======== DATA TO USE

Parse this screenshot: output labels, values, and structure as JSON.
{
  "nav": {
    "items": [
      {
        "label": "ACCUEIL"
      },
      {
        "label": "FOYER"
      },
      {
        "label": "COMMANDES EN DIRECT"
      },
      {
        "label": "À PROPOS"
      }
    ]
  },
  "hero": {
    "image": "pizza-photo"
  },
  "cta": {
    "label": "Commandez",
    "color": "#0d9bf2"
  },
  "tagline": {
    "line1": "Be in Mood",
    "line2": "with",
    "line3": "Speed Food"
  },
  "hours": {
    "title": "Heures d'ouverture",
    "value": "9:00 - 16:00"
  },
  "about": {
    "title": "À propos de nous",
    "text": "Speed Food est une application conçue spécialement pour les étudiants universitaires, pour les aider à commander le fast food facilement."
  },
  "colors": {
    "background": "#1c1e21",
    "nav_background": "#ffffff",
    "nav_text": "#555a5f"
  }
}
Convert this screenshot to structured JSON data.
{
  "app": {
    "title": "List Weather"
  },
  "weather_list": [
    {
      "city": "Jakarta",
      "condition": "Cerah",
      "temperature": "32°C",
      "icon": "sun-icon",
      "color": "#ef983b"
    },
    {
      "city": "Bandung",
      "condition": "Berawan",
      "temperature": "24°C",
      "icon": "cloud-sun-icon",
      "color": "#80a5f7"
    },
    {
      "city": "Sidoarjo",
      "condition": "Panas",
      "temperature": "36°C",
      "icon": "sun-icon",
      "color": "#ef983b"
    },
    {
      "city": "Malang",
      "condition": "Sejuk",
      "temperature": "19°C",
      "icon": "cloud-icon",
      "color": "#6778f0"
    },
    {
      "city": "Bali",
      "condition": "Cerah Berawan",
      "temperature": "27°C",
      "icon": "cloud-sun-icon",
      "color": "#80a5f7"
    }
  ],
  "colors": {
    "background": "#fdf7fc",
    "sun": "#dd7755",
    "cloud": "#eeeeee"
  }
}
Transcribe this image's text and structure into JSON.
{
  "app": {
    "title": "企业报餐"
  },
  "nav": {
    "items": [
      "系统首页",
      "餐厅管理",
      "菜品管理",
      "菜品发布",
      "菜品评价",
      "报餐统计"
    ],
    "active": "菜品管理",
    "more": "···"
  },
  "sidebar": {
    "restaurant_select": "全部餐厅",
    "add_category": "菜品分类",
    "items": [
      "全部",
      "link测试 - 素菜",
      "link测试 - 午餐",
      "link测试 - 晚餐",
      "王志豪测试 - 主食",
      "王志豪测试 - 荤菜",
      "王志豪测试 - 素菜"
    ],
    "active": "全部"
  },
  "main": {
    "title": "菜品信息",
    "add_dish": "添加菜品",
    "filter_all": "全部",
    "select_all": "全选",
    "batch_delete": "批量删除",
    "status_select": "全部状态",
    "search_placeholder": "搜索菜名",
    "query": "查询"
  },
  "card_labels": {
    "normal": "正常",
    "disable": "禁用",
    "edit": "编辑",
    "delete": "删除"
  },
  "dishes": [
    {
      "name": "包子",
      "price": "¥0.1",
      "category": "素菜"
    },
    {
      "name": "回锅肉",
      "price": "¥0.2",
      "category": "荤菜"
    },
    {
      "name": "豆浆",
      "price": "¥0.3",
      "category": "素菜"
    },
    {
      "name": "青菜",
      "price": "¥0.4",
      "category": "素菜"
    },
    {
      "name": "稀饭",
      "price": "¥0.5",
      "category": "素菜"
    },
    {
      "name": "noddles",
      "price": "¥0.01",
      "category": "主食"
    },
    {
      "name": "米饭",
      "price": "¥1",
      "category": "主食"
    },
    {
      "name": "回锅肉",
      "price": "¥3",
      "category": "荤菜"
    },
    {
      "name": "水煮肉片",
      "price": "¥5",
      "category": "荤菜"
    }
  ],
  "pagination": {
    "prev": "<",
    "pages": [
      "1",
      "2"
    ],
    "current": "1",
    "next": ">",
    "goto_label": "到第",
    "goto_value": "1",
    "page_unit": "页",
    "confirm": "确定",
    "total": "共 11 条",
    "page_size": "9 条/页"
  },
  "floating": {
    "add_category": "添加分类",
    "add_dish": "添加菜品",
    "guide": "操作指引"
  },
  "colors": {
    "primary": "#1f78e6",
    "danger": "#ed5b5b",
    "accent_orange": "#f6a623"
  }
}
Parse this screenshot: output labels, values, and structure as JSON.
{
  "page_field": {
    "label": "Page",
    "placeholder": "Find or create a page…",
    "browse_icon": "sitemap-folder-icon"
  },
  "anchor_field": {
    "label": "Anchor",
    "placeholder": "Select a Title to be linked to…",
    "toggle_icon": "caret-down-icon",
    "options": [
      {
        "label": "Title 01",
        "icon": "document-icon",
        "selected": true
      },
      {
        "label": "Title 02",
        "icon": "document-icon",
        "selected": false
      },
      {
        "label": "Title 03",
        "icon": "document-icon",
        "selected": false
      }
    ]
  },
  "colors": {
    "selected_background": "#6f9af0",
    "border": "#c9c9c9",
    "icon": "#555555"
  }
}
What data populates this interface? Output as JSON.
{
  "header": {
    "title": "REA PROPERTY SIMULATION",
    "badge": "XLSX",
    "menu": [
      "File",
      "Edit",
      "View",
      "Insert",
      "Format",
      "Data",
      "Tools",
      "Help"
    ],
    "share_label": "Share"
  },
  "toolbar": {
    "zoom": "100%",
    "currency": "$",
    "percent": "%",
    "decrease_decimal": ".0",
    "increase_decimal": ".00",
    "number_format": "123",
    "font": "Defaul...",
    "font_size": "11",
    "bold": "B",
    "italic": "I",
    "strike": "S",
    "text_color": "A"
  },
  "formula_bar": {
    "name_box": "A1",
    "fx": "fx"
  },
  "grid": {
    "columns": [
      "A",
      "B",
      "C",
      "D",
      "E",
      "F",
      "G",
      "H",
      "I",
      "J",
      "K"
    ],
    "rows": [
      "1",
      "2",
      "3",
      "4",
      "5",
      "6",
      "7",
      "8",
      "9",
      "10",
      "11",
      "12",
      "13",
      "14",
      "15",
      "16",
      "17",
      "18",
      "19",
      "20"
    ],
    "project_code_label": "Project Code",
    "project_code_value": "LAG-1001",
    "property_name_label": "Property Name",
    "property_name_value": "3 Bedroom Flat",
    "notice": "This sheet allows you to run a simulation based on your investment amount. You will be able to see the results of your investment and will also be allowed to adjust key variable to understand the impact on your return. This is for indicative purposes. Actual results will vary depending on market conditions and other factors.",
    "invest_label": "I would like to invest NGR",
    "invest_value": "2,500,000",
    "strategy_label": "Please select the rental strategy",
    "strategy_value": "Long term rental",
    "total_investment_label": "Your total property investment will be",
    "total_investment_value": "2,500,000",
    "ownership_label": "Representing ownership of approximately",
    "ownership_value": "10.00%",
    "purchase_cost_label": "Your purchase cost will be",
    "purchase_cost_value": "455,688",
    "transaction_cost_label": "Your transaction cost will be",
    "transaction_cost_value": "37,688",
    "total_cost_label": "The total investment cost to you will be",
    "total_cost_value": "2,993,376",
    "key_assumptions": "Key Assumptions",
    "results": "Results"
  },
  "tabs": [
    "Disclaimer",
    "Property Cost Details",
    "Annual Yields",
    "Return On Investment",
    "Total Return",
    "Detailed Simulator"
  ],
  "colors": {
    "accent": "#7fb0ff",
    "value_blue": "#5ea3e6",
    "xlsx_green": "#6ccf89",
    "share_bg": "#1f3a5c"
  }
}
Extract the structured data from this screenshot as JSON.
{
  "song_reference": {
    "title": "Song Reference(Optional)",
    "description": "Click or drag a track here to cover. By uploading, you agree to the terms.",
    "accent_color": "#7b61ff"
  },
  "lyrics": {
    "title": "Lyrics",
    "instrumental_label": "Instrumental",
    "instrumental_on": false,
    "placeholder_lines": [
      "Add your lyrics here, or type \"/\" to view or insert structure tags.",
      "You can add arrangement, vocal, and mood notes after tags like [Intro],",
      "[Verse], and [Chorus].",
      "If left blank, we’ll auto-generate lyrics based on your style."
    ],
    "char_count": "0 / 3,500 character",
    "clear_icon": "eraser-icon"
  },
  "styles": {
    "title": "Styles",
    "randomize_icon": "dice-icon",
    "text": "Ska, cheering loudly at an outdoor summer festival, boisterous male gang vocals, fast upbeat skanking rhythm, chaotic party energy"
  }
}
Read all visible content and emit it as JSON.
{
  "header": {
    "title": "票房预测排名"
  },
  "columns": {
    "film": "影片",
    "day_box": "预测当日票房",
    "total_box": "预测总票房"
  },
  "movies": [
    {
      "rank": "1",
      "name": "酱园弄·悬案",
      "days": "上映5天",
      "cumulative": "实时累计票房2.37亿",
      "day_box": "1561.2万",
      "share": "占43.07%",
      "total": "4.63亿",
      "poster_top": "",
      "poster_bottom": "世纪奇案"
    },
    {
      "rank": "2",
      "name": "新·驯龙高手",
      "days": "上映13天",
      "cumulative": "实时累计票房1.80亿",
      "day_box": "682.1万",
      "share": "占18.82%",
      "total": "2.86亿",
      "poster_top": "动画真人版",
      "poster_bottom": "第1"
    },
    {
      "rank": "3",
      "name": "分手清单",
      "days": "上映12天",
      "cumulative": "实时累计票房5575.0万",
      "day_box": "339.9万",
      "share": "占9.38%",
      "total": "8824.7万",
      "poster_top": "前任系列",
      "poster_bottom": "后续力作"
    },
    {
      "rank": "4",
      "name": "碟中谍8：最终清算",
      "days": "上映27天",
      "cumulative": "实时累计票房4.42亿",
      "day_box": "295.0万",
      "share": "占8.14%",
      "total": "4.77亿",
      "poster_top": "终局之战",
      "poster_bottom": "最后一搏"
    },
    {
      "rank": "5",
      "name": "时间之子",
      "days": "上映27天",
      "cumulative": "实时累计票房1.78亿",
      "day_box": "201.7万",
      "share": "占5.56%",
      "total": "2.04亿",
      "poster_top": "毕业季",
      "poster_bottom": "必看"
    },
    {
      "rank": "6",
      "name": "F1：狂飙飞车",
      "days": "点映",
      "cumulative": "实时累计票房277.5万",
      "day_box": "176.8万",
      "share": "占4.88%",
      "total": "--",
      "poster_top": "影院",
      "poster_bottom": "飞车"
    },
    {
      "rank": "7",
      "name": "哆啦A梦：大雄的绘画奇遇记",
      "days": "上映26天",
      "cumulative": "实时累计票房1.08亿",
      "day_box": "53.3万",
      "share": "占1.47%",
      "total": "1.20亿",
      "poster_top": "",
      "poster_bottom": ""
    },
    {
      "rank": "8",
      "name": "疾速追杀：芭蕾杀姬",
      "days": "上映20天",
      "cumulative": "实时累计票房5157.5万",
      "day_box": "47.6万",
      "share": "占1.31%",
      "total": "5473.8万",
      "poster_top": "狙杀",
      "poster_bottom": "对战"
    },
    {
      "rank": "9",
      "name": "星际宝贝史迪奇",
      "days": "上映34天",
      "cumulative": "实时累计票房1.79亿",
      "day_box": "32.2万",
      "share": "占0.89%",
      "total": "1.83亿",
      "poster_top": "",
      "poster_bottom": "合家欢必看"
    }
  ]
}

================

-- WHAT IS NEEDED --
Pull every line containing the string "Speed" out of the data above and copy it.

-- FINAL ANSWER --
    "line3": "Speed Food"
    "text": "Speed Food est une application conçue spécialement pour les étudiants universitaires, pour les aider à commander le fast food facilement."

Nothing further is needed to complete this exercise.